Make and model: Sidi Ergo 5 Road Shoes
Size tested: 48
Tell us what the product is for
Sidi says: "The Sidi Ergo 5 Road Shoe combining great comfort and classy good looks, Techno 3-push fastening and light and stiff carbon fibre soles make this is a road shoe ideal for racers or long distance cyclists."
Tell us some more about the technical aspects of the product?
MICROFIBRE TECHPRO Matt
TWELVE CARBON COMPOSITE SOLE
SOFT INSTEP CLOSURE SYSTEM 4
TECNO-3 PUSH SYSTEM
HIGH SECURITY VELCRO
SIDI HEEL CUP
REPLACEABLE HEEL PAD
Sidi makes its shoes in Italy and does a lovely job - finish and overall quality is high here.
These are stiff shoes, thanks to the Twelve Carbon sole, and power transfer is pretty effective.
Designed to allow parts which can wear or fail to be replaced, including the Techno-3 wire closure system, the heel pad and more. It's nice to know you can extend their life like this.
I have average-width feet and the standard shoe fits me well. For those with wider feet, Sidi offers its Mega Fit sizing.
They size up slightly small - going up one size worked perfectly for me.
There are notably lighter cycling shoes, so if that is a factor you'll want to look elsewhere.
The tongue dug into the top of my foot.
I really don't think these represent good value for money unless you really prize the 'made in Italy' cachet. There are some amazing shoes available for the same money and - more to the point - you can get really good shoes for half this price.
How easy is the product to care for?

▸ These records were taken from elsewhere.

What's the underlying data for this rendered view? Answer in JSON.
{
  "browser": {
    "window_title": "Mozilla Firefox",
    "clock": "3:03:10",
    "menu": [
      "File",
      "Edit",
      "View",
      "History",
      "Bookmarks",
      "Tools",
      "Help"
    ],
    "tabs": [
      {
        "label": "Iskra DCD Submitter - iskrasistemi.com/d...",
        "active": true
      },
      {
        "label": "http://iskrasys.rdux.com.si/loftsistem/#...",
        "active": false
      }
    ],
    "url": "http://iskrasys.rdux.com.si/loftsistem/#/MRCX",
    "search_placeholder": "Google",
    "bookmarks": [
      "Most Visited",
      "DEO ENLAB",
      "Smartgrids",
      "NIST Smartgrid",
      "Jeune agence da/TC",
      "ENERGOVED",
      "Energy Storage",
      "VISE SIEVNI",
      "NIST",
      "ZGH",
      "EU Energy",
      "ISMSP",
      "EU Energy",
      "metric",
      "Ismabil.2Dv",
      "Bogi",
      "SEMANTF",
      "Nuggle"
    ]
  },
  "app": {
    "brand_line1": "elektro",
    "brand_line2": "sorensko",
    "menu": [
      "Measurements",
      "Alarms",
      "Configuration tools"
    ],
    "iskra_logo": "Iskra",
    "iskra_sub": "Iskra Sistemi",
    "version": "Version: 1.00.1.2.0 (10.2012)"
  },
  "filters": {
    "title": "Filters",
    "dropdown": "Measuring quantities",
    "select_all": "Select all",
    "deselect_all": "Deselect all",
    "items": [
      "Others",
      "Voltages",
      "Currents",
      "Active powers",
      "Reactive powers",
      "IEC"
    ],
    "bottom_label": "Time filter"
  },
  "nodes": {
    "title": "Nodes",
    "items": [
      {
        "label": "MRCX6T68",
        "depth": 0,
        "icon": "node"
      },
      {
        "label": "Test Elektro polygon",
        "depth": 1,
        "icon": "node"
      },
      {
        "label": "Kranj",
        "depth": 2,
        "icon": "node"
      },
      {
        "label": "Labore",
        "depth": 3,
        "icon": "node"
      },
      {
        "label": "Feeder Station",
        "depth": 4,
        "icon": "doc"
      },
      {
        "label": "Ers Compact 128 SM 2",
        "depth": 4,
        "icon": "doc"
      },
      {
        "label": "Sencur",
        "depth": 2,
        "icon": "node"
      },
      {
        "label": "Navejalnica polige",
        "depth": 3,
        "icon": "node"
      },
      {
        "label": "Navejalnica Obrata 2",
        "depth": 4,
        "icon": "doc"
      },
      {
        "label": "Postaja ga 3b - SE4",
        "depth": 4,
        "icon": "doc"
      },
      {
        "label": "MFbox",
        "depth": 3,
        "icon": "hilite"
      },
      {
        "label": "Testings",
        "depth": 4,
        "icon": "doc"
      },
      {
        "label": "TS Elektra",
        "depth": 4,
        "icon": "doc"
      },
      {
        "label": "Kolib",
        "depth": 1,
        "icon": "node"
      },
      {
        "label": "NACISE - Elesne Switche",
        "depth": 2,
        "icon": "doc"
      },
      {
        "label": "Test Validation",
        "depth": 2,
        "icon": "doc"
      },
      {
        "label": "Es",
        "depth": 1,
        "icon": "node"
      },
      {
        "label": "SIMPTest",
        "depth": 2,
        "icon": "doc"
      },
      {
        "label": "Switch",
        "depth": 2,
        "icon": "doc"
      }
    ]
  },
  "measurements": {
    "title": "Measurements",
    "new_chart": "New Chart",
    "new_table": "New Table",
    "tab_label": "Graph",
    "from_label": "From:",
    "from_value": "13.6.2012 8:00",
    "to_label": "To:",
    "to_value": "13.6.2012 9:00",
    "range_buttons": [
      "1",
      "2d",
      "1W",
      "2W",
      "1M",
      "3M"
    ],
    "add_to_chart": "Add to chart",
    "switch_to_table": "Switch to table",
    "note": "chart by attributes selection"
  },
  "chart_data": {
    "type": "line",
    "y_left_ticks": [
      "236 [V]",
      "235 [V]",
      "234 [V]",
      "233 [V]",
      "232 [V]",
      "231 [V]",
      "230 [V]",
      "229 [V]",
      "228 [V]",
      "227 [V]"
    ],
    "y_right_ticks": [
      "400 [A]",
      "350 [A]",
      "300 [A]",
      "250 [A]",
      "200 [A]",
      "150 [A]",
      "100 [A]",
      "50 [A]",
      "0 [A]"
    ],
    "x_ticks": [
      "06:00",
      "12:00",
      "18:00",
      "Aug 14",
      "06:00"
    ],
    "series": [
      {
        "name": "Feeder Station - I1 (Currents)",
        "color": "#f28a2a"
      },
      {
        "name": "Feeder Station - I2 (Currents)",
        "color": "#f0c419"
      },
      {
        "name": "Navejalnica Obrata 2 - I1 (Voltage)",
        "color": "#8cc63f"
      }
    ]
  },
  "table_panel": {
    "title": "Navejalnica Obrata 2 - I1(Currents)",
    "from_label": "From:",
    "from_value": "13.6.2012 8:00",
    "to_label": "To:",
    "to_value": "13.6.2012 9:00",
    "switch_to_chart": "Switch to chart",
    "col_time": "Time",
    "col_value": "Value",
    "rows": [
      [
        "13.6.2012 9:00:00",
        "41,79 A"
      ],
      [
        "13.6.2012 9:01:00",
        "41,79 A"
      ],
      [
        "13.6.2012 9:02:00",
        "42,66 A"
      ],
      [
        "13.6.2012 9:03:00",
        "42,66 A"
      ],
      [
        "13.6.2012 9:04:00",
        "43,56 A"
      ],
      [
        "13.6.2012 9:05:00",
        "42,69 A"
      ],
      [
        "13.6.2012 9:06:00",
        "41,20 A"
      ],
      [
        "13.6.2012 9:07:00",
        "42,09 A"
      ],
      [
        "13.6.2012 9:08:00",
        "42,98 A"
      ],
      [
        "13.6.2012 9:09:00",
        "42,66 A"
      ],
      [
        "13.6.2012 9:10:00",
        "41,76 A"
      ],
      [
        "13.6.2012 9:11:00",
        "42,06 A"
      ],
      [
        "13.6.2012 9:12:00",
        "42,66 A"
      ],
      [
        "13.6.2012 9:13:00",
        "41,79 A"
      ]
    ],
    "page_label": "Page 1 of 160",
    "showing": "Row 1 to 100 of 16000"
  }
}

How did it respond to being washed?
Very easy to wipe clean.
Tell us how the product performed overall when used for its designed purpose
Generally okay, although various niggles which I wouldn't expect at this price.
Tell us what you particularly liked about the product
They're stiff, mostly comfortable and easy to keep clean.
Tell us what you particularly disliked about the product
The tongue dug into my foot, and I think that Sidi's dials are inferior in almost every way to widely-used competition.
How does the price compare to that of similar products in the market, including ones recently tested on road.cc?
An RRP of £300 sets these shoes against high-end opposition from all the big brands. Most are lighter than these and most use the superior Boa dial system. Few, if it matters to you, will be made in Italy, however.
Did you enjoy using the product? Yes, once I'd wielded the scissors, although the dials annoyed me
Would you consider buying the product? Unlikely - for this money I'd want something close to perfection and these are not that
Would you recommend the product to a friend? Doubtful
Use this box to explain your overall score
They are nicely made and should last for ages. Those are good things at this price, but you can also reasonably expect a best-in-class closure system and flawless comfort – and ideally a couple of hundred grams less. Although I've scored these shoes highly across several categories, overall I definitely feel there are better options at this price.
About the tester
I usually ride: On-one Bish Bash Bosh My best bike is: Rose X-Lite CRS
I've been riding for: Over 20 years I ride: Most days I would class myself as: Expert
I regularly do the following types of riding: road racing, time trialling, cyclo cross, commuting, touring, club rides, sportives, general fitness riding, fixed/singlespeed, mtb,
Jez spends his days making robots that drive cars but is happiest when on two wheels. His roots are in mountain biking but he spends more time nowadays on the road, occasionally racing but more often just riding.